    In 2000, Mr. McGoldrick moved to Hong Kong with his wife and three children. At work, he thrived, bragging to subordinates in Hong Kong about the firm's "DNA" and saying it had a huge "risk appetite," according to a person familiar with the situation. "We have a hunting license to invest any amount anywhere in the world," he told them, this person says.

    After the stock-market bubble burst that year, Goldman made a bigger push into proprietary trading throughout the firm. Mr. McGoldrick's group, with low costs and 150 employees, could deliver solid profit margins.

    After the 2001 terrorist attacks, the special-situations group became a buyer of aircraft on the cheap, from 737s to Airbus jetliners. Mr. McGoldrick negotiated with travel operators falling behind on their aircraft leases, banks dumping aircraft collateral of weak borrowers, and owners who left their jets parked in the desert. As the sector recovered, Mr. McGoldrick sold the planes, earning several hundred million dollars for Goldman.

    In 2002, when Mr. Briger joined Fortress Investment Group LLC, an alternative-asset manager, Mr. McGoldrick began frequently working 21-hour days and traveling three weeks each month. He typically would land in Hong Kong at 11 p.m., and go home to work. It would be noon in New York, so he'd participate in three hours of conference calls to review the credit and asset value of U.S. partnerships under consideration. At 3 a.m. Hong Kong time, he'd go to bed until 6 a.m., when he'd rise to review the unit's Asian investments and markets.

    By lunchtime, he would turn his attention to his 50-member staff in Europe. He then would be back on the phone with New York to review risks of the latest daily deal cycle.

    To reduce his schedule, Mr. McGoldrick switched time zones by moving with his family to London a few years ago. He began a push into alternative-energy investments long before the sector got hot. His group bought Horizon Wind Energy, based in Houston, for about $150 million, infused $800 million to build up its wind-turbine pipeline and recently sold it for $2.1 billion to a Portuguese power company.

    More: http://online.wsj.com/article/SB118740076313301636.html
     
  2. I tip my hat to this man, he was definitely under paid, over worked and made the right move.

    Man I wonder how many Goldie alumni's are now running their own funds

    AQR, TPG, Eton etc...
     
  3. I agree. This guy likely won't have trouble raising capital for his own venture.
     


  4. great article
     
  5. The strategies he was good at though relied on alot of GS clout and endless capital, he wasn`t underpaid, the returns were allright (only going from the ones enumerated in the article) but the cap ex involved in running his operations needs to be considered, GS footed that bill.

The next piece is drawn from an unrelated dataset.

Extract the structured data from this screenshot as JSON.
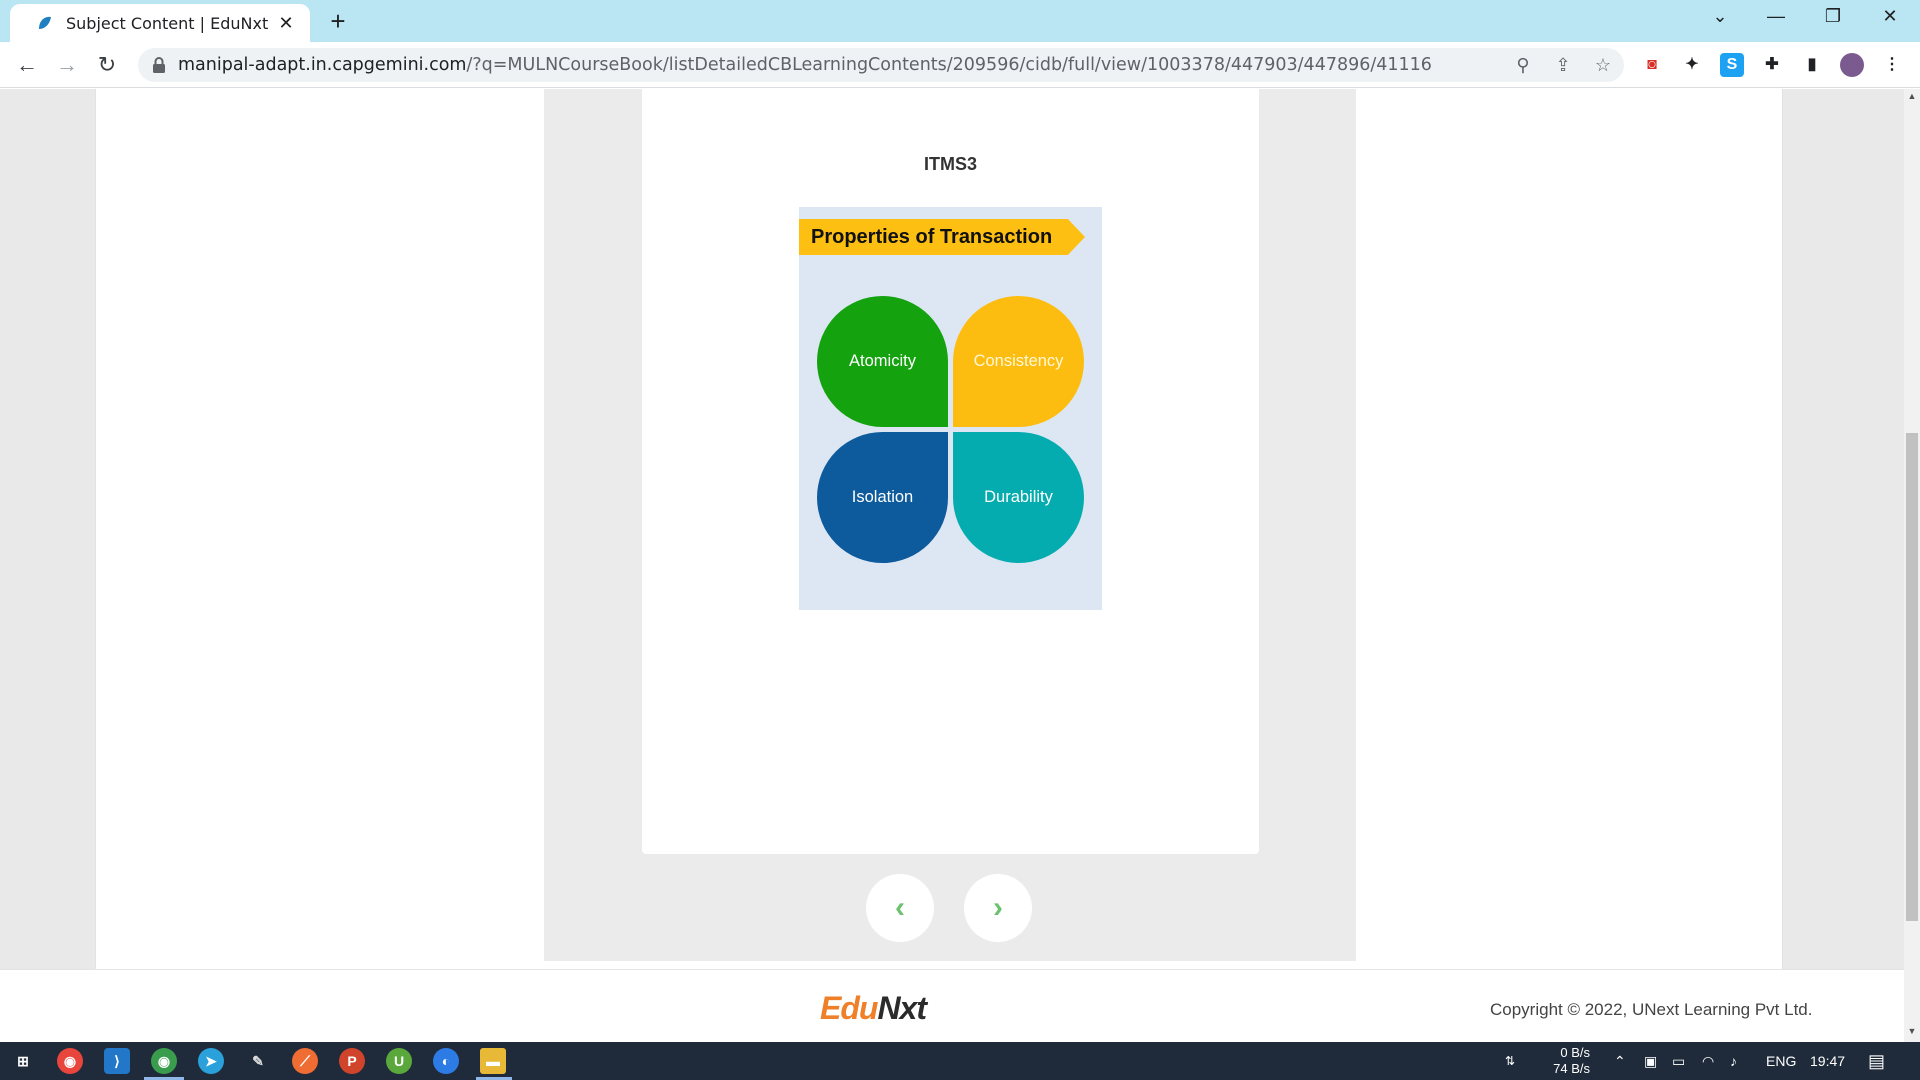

    I hope he is employing less capital entensive strategies for his own fund, otherwise, after a couple years he will realize how good he had it at GS.

    A lot of that was on him, he could have managed his work hours and timelines much more efficiently, its called organization and delegation.
     
  6. nkhoi

    nkhoi Moderator

    bottom line 'invest in market is when there is blood on the streets'
     
  7. Daal

    Daal

    apparently the egos of the ceo and the board are too weak to accept paying more. they are always the ones who 2/20 people, now some employee wants to 2/20 them and hes getting more money than them?lets get rid of him and lose billions of profit instead, no one can 2/20 GS
     
  8. 70 mill puts him in the top .00001 (or more) of the population and allows him to quit now and have an EXTREMELY 'fabulous' rest of life in retirement.
     
  9. More difficult now that the Gummint and Fed have adopted the policy of "let no wound bleed, no matter how deep..."
     
  10. I hope Obama and the Dem congress doesn't get wind of this guy.....they will ask for windfall taxes
     
    #10     May 25, 2008